I’ve written before about my dog Zoe, who has been having a hard time ever since we moved this summer. Despite our new condo being a major size upgrade from our little apartment, with big bright windows and lots of space to sniff around, I’m pretty sure Zoe misses her old neighborhood, old friends, and old rhythm. The way she’s expressing this lately is in a newfound reactivity to other dogs. She’s always been a little “iffy” with meeting new pups, something I attribute to her suspected year or so in dogfighting before she was rescued. Never humans – she loves ALL of those – but frequently dogs, and it’s markedly worse since our move.
We work hard on this, all the time. And I’ve tried lots of strategies – we cross the street when we see other dogs we don’t know, I distract her with treats to stop any staredowns (from either side). We’ve learned some adorable and useful tricks, like standing in between my legs, or spinning in circles, or shaking my hand, to get her mind off the other dog and her stress level down.
I’ve also tried yanking her leash, pulling, yelling, scolding – you name it. Not that these “techniques” have helped at all – and I certainly don’t rely on them anymore, but sometimes I get frustrated and they come out too.
But as I’ve learned more and more about dogs experiencing reactivity, I have stumbled upon really helpful resources and suggestions.
The latest was this: when your dog gets triggered into a big reaction while out on a walk, consider ways that you can help them reset. Dogs can do this on their own, through behaviors like giving a big shake or stretching their body out in a play bow. Or you can do this simply by heading home, resting, relaxing, and trying that walk again another time or even another day.
Well, this morning it happened again. We were reintroduced to a dog we’ve encountered several times before, and while Zoe took some time to sniff him and think about it, the situation ended with her lunging and snarling. I was devastated. Sad for us, that we’ll continue to struggle meeting new doggie neighbors as long as this persists. Sad for her, because she’s such a sweet, snuggly pup around humans or at home. Sad for all of the work we’ve put in that doesn’t seem to help. Wondering where to go next and what to try differently.
We went home, and I put on some coffee, made a few calls, did some work. Zoe climbed up next to me on the couch, and snuggled right in. There were lots of pets, lots of hugs, lots of quiet time.
And after lunch, we tried again.
I kept a careful eye out as I usually do for oncoming dogs, but this time when I turned a corner to evade a black lab and his owner – they followed us. And came right up, asking for an introduction.
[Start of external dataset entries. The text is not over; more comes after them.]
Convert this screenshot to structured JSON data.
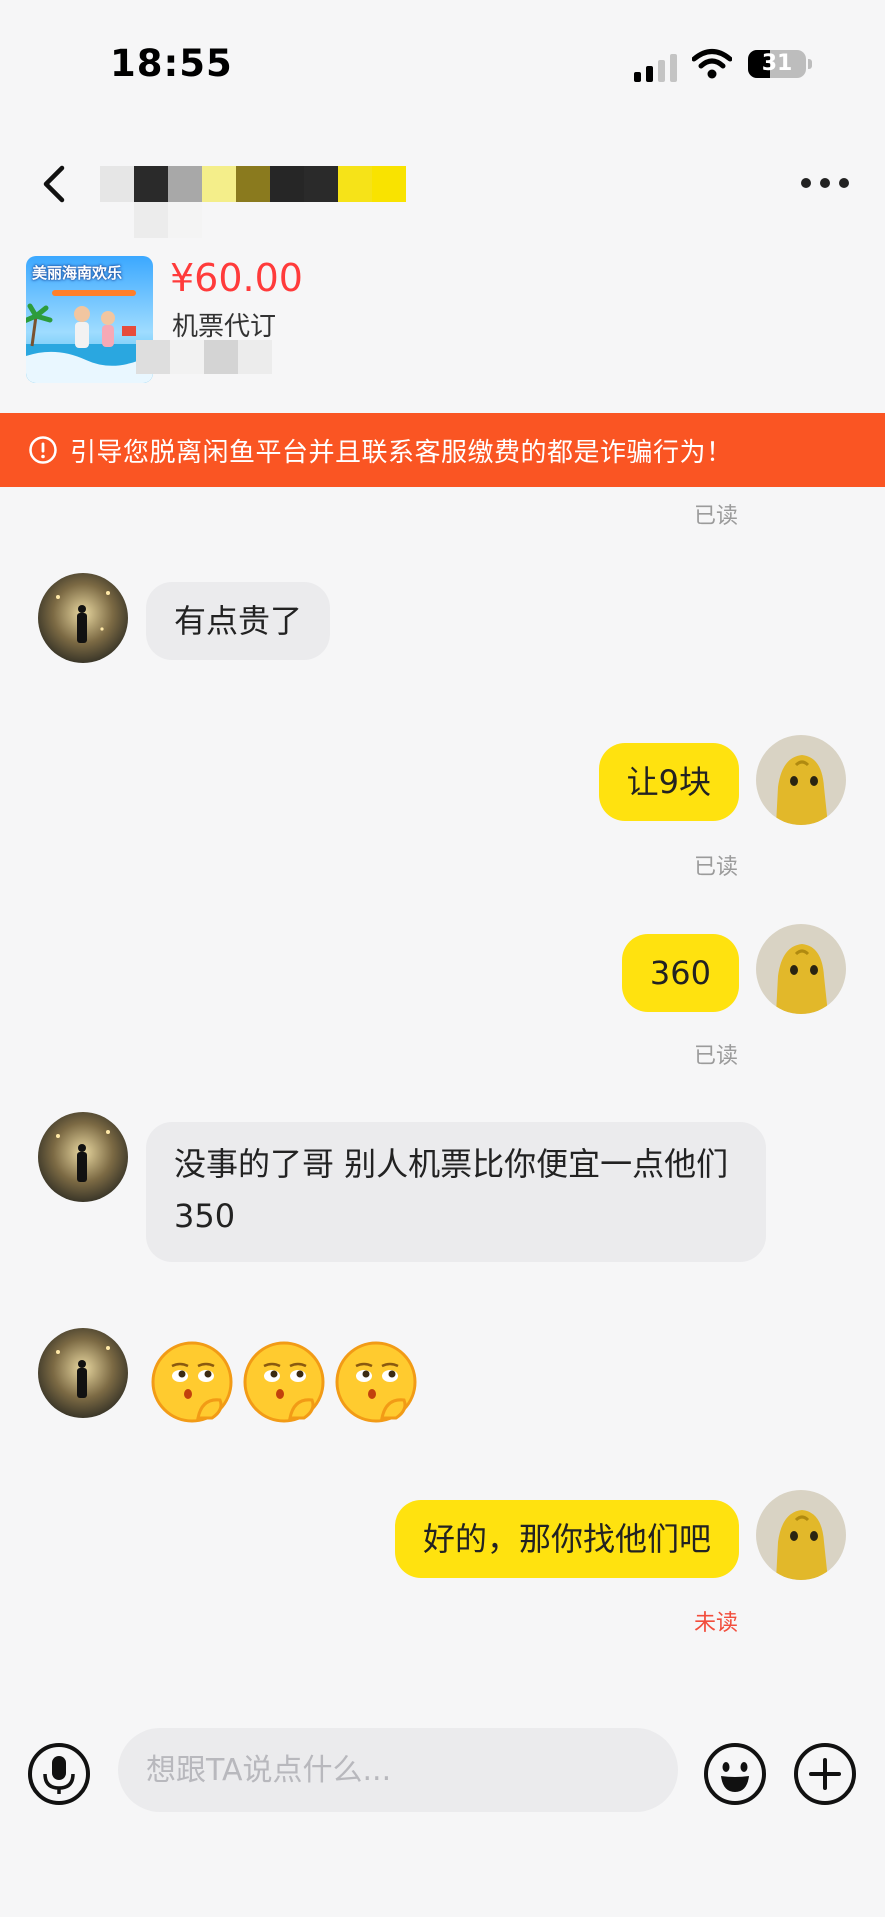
{
  "status_bar": {
    "time": "18:55",
    "battery": "31"
  },
  "header": {
    "seller_name_blur_colors": [
      "#e6e6e6",
      "#2a2a2a",
      "#a8a8a8",
      "#f4ee8a",
      "#8a7a1e",
      "#262626",
      "#2a2a2a",
      "#f6e318",
      "#f9e300"
    ]
  },
  "product": {
    "price": "¥60.00",
    "title": "机票代订",
    "thumb_text": "美丽海南欢乐"
  },
  "warning": {
    "text": "引导您脱离闲鱼平台并且联系客服缴费的都是诈骗行为！"
  },
  "messages": [
    {
      "side": "in",
      "text": "有点贵了"
    },
    {
      "side": "out",
      "text": "让9块",
      "status": "已读"
    },
    {
      "side": "out",
      "text": "360",
      "status": "已读"
    },
    {
      "side": "in",
      "text": "没事的了哥 别人机票比你便宜一点他们350"
    },
    {
      "side": "in",
      "emoji_count": 3
    },
    {
      "side": "out",
      "text": "好的，那你找他们吧",
      "status": "未读"
    }
  ],
  "top_read_status": "已读",
  "input": {
    "placeholder": "想跟TA说点什么..."
  },
  "colors": {
    "accent_yellow": "#ffe20f",
    "warning_orange": "#fa5523",
    "price_red": "#ff3b3b",
    "unread_red": "#f24d3c"
  }
}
My heart sank, and I tried to explain that Zoe was quite selective – only to watch her sniff this puppy, jump back, and then exuberantly start to play with him.
And five minutes later, a couple blocks from home, she met another dog – and did the same.
I was so excited, so proud of her, so relieved – and Zoe was so happy, too – that we ran most of the way home.
I will never again doubt the power of a reset.
Not for my dog, and not for me.
Not for any of us, really.
It’s been a hard couple of years, since March 2020. We’ve been through the mill a couple of times, particularly as a church, and it can be hard to remember what brought us together in the first place. All of those long-simmering disagreements and festering resentments can combine, like Zoe, to keep our stress levels up and our patience with each other down.
But I wonder how we might reset, even as we’re likely to experience more interruptions to our life together as we continue to live through a pandemic.
How do we find spaces and times where we can simply be and have fun together?
We have hard work to do, and we’ve spent so much of our time lately doing it – through business meetings and discernment sessions and open forums. Through boards and committees, through listening sessions. But what about the fun of being a church family? What about singing in the upper room, watching our kids dance, sharing a cup of coffee, playing in the gym? What about gathering on Facebook to bake something delicious, or bringing flowers to someone in Brandel?
We need those things, too.
We need our resets. Moments to remind ourselves what we love about each other and what we simply enjoy about each other too.
Our God is a God of delight, and we were created (among other reasons) because God delights in us, and wants us to delight in each other.
Let’s not forget that, in a difficult season. Let’s not forget that we need each other, not just for wisdom and help and courage, but for love, for laughter, for joy.
So as we continue in a difficult moment, let’s also remember to take our pauses, our resets; to find our refreshment and seek our joy – together.